Unlike many other I4.0 conferences, “Industry 4.0: Demystify, Funding and Roadmap” is geared towards ensuring that local SMEs outside Klang Valley will have something they can take home and implement.
It is not targeted at large corporations or those with big budgets, but rather manufacturers that are still producing at the I2.5 level.
“The way we structure our programme is actually not very much product centric. So the speakers we invited are implementers. They are not selling boxes.
“Some of the speakers I talk to, they have this observation and they provide feedback to the organiser — when people come in and they just listen to the speakers in other I 4.0 conference they just talk about products and they cannot relate to it.
“So our afternoon session is more on implementation. We talk about success and failure cases. We give people a feel about where they should start and not to aim too high,” Cheah explained.
He added that there will be a two-hour guided networking session in the afternoon with various luminaries and speakers in diverse fields such as Bank Pembangunan’s Chief Business Officer Ahmad Mochtar Hashim, Malaysian Industrial Development Finance Bhd head of marketing and market development Norazlan Zakaria, Ashisuto Global Technologies CEO Tham Kok Tong, Ernst and Young Advisory Services Director Tan Chiaw Hooi and Favoriot co-founder S Gopinath Rao among others.
Participants will have an opportunity to engage with the speakers during the afternoon’s guided networking session.
Here, they can learn on other forms of financing they can utilise to invest in I4.0 equipment besides the usual SME financing.
“We also have funding agencies that come in (to the conference) such as Bank Pembangunan, they only handle loans of RM20 million and above.
“MIDF is giving RM20 million and below, so we have two groups of people coming in. If certain organisations require short term funding, they can get direct from fintech. Or if they are a start up and not eligible for funding, they can go through equity crowdfunding.
“So the base is actually broad. A lot of the initiative currently everyone is aiming at SME funding, which is quite limited,” said Cheah.

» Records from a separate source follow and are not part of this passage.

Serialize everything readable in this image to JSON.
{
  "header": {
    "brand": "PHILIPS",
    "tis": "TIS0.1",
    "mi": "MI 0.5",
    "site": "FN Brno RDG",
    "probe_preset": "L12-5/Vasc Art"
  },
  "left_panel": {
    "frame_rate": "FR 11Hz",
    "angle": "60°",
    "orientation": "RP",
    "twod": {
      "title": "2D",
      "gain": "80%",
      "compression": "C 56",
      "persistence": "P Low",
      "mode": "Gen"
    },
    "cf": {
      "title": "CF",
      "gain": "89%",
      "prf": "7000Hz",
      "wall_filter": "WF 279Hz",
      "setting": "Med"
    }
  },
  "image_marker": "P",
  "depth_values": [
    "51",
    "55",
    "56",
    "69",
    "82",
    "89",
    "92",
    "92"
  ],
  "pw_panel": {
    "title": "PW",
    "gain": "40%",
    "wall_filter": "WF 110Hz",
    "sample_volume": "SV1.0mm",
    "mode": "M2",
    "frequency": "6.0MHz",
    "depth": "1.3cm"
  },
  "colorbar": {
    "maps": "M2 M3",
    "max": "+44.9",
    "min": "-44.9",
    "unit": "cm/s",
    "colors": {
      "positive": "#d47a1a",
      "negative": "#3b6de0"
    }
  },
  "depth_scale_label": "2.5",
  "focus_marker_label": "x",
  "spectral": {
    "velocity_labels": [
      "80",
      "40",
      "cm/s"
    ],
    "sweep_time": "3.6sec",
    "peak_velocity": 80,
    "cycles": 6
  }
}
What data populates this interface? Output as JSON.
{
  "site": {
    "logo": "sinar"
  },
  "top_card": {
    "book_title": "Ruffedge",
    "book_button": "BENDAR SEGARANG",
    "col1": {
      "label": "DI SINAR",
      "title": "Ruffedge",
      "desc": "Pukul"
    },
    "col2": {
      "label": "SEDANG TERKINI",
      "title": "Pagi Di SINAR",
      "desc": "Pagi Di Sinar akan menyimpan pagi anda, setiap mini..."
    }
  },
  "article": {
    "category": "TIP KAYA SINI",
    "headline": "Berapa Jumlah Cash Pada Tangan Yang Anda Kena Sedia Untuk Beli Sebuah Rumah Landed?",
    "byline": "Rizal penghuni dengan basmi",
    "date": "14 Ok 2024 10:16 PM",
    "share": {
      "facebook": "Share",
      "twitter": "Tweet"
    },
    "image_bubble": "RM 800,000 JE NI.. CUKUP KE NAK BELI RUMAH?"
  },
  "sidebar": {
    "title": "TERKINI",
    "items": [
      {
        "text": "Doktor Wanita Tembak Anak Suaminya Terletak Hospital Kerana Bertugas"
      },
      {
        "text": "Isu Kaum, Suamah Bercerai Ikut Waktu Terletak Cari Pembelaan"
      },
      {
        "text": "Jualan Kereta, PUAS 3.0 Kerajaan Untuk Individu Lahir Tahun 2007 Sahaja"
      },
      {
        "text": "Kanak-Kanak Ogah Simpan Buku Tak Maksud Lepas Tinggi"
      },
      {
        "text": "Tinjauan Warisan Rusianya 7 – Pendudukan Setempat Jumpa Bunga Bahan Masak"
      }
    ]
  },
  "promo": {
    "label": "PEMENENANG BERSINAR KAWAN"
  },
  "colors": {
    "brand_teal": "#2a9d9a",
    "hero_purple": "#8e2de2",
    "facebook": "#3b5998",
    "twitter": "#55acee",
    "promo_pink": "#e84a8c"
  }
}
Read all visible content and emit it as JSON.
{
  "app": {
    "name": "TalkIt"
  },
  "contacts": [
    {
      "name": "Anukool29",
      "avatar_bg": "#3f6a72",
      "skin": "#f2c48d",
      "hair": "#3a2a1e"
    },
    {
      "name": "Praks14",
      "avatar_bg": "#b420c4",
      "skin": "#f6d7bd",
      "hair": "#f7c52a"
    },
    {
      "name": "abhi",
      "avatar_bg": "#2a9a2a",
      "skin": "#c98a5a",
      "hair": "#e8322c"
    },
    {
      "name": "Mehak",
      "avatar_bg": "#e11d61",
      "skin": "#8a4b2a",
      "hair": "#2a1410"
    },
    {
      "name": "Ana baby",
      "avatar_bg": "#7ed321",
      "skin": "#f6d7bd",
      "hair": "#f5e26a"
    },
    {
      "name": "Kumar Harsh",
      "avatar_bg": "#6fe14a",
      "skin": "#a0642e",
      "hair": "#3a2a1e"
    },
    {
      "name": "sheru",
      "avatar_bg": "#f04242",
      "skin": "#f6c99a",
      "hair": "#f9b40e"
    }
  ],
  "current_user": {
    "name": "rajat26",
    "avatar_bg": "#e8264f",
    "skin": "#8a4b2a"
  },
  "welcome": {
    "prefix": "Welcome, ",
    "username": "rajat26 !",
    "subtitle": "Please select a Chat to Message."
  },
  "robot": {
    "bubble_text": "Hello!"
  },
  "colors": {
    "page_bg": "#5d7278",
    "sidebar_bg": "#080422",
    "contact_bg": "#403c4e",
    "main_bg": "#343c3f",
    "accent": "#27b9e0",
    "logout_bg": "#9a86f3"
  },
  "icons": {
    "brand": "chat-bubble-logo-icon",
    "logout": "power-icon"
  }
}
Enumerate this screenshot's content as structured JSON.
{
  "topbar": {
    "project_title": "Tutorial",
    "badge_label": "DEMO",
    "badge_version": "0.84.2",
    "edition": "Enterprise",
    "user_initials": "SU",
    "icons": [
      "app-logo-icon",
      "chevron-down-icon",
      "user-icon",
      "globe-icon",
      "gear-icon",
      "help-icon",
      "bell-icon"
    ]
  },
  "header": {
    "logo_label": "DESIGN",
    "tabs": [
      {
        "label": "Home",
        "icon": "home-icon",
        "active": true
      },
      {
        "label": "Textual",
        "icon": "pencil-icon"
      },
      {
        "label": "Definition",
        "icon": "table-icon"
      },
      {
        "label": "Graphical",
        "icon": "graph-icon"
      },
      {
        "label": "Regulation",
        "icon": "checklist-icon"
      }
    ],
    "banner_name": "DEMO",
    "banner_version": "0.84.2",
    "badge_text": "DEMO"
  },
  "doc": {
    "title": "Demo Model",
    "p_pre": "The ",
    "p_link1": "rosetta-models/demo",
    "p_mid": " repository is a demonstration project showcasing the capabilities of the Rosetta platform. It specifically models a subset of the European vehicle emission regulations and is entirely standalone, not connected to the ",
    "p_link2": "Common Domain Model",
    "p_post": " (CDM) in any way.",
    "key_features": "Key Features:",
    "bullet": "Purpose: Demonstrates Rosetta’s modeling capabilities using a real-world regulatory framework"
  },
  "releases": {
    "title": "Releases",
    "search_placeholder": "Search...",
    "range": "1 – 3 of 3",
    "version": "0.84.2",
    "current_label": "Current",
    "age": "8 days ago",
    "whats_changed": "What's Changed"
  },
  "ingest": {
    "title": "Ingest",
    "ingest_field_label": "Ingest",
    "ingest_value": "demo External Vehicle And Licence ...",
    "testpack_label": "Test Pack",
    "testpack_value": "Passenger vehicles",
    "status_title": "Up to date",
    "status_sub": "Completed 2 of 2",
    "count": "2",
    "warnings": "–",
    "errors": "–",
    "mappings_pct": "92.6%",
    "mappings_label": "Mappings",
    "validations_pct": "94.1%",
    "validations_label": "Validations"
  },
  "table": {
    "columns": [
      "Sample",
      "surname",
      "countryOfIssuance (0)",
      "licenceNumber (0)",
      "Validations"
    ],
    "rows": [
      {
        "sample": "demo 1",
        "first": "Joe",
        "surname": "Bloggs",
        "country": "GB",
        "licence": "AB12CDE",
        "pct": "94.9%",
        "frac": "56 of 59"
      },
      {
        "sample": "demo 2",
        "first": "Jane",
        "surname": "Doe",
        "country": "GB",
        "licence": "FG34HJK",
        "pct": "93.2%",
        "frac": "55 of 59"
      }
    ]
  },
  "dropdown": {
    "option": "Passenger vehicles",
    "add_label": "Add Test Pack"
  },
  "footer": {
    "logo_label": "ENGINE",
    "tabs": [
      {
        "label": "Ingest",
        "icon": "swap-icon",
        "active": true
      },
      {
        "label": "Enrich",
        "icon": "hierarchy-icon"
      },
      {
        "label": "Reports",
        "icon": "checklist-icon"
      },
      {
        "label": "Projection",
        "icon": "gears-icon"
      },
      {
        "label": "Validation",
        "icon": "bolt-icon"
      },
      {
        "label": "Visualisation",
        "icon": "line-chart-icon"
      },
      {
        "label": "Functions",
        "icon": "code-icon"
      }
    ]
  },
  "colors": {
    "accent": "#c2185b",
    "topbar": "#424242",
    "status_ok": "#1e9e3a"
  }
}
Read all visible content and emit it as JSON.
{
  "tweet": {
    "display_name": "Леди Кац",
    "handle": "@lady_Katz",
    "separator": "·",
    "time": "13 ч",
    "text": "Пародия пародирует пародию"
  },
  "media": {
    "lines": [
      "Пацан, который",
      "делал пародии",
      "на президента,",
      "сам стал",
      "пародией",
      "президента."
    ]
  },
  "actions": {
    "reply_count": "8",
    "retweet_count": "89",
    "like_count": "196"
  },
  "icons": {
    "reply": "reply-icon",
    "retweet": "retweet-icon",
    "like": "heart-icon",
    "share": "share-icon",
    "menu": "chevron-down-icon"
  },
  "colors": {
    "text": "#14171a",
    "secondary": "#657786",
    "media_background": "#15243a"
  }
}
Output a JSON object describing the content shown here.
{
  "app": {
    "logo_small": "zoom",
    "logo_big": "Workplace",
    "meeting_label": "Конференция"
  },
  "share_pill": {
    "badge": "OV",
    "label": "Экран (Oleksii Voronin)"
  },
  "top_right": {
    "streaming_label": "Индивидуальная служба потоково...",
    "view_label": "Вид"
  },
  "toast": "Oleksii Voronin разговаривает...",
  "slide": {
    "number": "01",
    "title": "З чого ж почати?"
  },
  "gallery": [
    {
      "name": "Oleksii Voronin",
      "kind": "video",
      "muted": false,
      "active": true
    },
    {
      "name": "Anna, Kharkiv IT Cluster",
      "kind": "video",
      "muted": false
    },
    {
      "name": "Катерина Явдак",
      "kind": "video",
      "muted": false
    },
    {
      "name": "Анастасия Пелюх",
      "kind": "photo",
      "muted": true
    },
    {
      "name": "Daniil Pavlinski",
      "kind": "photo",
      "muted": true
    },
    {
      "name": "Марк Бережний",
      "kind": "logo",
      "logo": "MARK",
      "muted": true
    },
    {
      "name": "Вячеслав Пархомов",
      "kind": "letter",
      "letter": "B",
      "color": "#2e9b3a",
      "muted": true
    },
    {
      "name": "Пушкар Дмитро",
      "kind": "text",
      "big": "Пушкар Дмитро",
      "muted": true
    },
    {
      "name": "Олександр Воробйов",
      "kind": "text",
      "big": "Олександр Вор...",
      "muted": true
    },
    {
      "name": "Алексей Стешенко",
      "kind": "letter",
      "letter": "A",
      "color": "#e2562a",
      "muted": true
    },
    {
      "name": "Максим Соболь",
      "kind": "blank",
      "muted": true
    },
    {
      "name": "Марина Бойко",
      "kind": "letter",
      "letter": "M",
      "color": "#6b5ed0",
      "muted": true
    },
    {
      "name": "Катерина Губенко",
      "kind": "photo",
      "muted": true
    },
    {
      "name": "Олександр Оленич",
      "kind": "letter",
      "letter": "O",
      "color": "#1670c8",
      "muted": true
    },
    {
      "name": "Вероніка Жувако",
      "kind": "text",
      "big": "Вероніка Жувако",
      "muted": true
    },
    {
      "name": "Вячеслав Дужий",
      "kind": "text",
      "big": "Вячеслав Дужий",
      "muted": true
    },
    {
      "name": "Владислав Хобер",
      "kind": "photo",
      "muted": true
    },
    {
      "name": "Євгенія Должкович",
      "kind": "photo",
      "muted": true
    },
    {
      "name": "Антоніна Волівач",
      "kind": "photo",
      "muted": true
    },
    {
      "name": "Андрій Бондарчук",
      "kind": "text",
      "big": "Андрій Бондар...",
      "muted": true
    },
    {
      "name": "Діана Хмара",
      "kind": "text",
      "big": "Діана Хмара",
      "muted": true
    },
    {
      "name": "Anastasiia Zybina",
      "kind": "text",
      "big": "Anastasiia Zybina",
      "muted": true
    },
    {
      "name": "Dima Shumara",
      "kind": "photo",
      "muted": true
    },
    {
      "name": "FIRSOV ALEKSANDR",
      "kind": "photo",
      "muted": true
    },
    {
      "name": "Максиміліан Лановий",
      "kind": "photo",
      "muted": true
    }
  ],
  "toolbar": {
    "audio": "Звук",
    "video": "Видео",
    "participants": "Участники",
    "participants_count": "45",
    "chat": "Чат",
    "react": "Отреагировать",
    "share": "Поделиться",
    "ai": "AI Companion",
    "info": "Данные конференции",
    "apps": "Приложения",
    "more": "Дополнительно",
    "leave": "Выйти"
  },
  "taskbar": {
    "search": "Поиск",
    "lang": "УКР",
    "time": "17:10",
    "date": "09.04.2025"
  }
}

Those interested can contact O’Neil Lim at +6016-4194343 or email him at [email protected]
Source: The Malay Mail Online